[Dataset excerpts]
::::::::::
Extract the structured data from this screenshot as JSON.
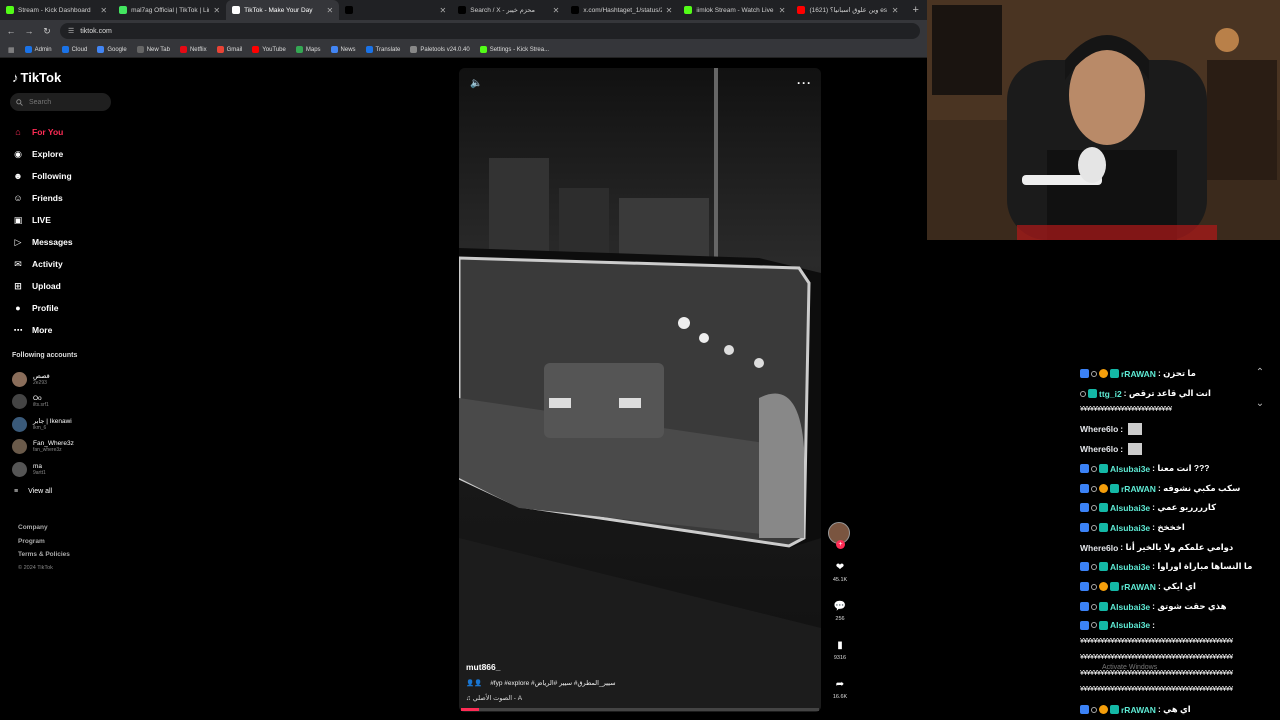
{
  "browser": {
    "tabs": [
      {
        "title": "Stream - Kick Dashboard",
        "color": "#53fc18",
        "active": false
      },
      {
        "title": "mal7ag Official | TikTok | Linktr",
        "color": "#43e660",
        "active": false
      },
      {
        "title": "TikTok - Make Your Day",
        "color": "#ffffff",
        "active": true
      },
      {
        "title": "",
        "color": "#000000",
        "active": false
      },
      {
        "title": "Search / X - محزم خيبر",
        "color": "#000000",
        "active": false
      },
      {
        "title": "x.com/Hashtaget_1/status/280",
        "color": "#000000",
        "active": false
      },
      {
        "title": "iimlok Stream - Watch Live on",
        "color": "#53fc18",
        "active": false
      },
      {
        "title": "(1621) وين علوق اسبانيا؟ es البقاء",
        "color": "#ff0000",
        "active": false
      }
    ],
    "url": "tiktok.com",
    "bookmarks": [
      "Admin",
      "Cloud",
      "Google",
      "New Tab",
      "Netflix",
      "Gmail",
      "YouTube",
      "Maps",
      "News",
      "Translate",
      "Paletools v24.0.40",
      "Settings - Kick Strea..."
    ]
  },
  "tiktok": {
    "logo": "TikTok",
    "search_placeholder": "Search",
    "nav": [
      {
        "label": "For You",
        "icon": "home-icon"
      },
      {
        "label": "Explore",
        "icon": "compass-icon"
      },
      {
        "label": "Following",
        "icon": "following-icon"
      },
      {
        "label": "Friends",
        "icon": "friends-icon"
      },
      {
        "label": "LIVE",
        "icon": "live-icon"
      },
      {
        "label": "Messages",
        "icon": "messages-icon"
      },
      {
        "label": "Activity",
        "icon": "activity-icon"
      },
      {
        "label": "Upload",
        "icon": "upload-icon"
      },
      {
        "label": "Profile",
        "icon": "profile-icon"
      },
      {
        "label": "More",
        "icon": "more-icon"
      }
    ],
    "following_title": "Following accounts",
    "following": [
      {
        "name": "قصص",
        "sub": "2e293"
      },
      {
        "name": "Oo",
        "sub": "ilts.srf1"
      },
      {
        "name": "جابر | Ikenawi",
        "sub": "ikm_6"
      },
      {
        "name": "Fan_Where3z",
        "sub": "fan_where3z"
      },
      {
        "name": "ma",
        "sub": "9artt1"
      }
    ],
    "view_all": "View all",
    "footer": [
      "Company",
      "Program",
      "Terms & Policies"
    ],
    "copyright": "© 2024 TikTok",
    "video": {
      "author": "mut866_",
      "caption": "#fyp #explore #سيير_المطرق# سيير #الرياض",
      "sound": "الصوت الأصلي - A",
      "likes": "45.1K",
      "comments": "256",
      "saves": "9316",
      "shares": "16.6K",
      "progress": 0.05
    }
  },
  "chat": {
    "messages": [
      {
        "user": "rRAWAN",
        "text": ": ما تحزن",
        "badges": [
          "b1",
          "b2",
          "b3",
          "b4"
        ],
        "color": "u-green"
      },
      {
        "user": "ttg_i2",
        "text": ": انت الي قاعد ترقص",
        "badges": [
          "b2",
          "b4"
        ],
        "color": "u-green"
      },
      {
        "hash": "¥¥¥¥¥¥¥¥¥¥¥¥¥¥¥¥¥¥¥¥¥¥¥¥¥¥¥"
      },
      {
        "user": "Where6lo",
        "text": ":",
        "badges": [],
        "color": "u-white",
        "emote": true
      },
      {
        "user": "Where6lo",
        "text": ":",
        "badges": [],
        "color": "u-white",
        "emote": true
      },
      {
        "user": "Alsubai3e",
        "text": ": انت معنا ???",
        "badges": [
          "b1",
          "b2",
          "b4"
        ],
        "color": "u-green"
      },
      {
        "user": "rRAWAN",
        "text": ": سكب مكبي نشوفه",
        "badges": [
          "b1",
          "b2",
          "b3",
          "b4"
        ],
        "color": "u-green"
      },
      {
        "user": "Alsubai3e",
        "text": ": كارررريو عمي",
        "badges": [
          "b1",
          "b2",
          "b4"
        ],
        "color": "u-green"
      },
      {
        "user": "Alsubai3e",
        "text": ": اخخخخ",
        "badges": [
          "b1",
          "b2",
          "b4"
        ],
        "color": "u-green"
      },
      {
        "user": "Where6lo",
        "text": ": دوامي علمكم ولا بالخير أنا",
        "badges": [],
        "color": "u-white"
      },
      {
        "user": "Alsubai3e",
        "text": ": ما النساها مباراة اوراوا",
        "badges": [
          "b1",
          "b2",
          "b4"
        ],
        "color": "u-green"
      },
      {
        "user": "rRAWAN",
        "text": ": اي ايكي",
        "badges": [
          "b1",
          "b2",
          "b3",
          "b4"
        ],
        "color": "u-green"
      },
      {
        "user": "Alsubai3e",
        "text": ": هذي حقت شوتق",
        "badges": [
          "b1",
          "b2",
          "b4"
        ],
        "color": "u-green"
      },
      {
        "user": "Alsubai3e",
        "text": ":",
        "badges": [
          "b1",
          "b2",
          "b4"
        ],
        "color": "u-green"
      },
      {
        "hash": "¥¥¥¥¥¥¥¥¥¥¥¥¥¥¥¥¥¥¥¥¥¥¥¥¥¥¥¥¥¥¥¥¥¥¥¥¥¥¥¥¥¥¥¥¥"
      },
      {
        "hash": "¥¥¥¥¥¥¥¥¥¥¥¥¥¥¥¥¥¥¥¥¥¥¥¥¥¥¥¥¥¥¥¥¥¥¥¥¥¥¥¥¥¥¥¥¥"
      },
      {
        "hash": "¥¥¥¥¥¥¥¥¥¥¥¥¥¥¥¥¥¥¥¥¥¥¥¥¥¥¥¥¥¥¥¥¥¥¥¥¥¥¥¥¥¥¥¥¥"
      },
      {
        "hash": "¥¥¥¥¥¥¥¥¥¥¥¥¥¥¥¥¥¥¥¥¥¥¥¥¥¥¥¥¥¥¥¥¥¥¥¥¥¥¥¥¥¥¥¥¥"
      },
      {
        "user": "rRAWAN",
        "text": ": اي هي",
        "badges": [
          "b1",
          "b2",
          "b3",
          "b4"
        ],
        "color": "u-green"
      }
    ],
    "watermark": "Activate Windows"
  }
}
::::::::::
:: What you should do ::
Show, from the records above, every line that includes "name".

:: Answer to the exercise ::
        "name": "قصص",
        "name": "Oo",
        "name": "جابر | Ikenawi",
        "name": "Fan_Where3z",
        "name": "ma",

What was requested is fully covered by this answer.